to transfer financial instruments between investment accounts based on their
acquisition value, thereby not causing PIT liabilities from financial
instrument that is transferred between investment accounts.
investment account is opened, restrictions and conditions prescribed in Section
1113 of the PIT Law have to be considered in regard to transactions
with assets in the investment account (for example, securities cannot serve as
security in purchase of immovable property) to ensure that financial
instruments account would not lose the status of investment account prescribed
in the PIT Law. Restrictions in regard to provider of investment services shall
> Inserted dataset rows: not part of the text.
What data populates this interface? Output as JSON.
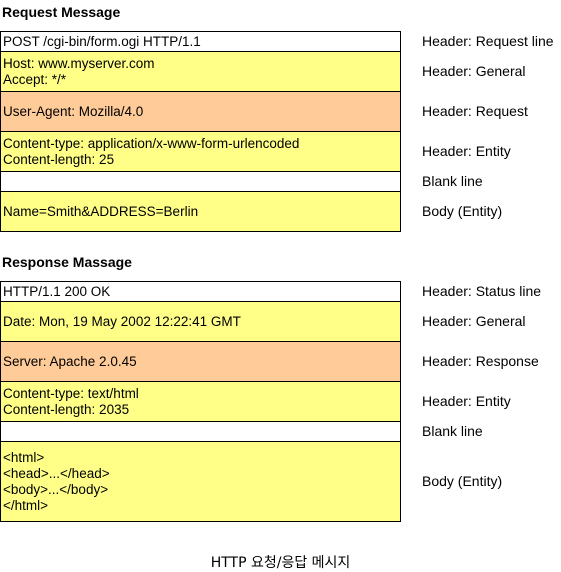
{
  "request": {
    "title": "Request Message",
    "rows": [
      {
        "lines": [
          "POST /cgi-bin/form.ogi HTTP/1.1"
        ],
        "label": "Header: Request line",
        "color": "#ffffff"
      },
      {
        "lines": [
          "Host: www.myserver.com",
          "Accept: */*"
        ],
        "label": "Header: General",
        "color": "#ffff88"
      },
      {
        "lines": [
          "User-Agent: Mozilla/4.0"
        ],
        "label": "Header: Request",
        "color": "#ffcc99"
      },
      {
        "lines": [
          "Content-type: application/x-www-form-urlencoded",
          "Content-length: 25"
        ],
        "label": "Header: Entity",
        "color": "#ffff88"
      },
      {
        "lines": [
          ""
        ],
        "label": "Blank line",
        "color": "#ffffff"
      },
      {
        "lines": [
          "Name=Smith&ADDRESS=Berlin"
        ],
        "label": "Body (Entity)",
        "color": "#ffff88"
      }
    ]
  },
  "response": {
    "title": "Response Massage",
    "rows": [
      {
        "lines": [
          "HTTP/1.1 200 OK"
        ],
        "label": "Header: Status line",
        "color": "#ffffff"
      },
      {
        "lines": [
          "Date: Mon, 19 May 2002 12:22:41 GMT"
        ],
        "label": "Header: General",
        "color": "#ffff88"
      },
      {
        "lines": [
          "Server: Apache 2.0.45"
        ],
        "label": "Header: Response",
        "color": "#ffcc99"
      },
      {
        "lines": [
          "Content-type: text/html",
          "Content-length: 2035"
        ],
        "label": "Header: Entity",
        "color": "#ffff88"
      },
      {
        "lines": [
          ""
        ],
        "label": "Blank line",
        "color": "#ffffff"
      },
      {
        "lines": [
          "<html>",
          "<head>...</head>",
          "<body>...</body>",
          "</html>"
        ],
        "label": "Body (Entity)",
        "color": "#ffff88"
      }
    ]
  },
  "caption": "HTTP 요청/응답 메시지"
}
be considered, too.
In the example,
natural person does not have PIT liabilities in 2018, as assets were not
withdrawn from the financial instruments account.
had PIT taxable income in 2019 only, when natural person withdrew more assets
from the financial instruments account than invested. Natural person has to
declare earned income of EUR 3,333 (i.e., (EUR 81,453 – EUR 75,000 – EUR 2,000
– EUR 220 – EUR 300 – EUR 1,000/2 – EUR 100) * 20%)) in the annual income
declaration for 2019 until 1 June 2020 and PIT of EUR 667 has to be paid
to the state budget.
Option 1 and Option 2, in Option 3, natural person has the lowest PIT liabilities. Although determining taxable income might seem the simplest,
it is not the case, as calculation of taxable income requires deduction of
income that is exempt from PIT and from which tax has been withheld already.
However, it should be noted that some credit institutions offer their customers
investment account report that eases the process of determining the amount of
taxable income and the moment of declaration.
Although, in the
example we concluded that Option 3 is the most favourable, it should be noted
that situations differ and, depending on types of transactions and your goals,
it can have different impact on PIT liabilities.
Senior Tax Advisor
Office phone: + 371 23 995 382
Senior Tax Advisor
Office phone: + 371 23 995 387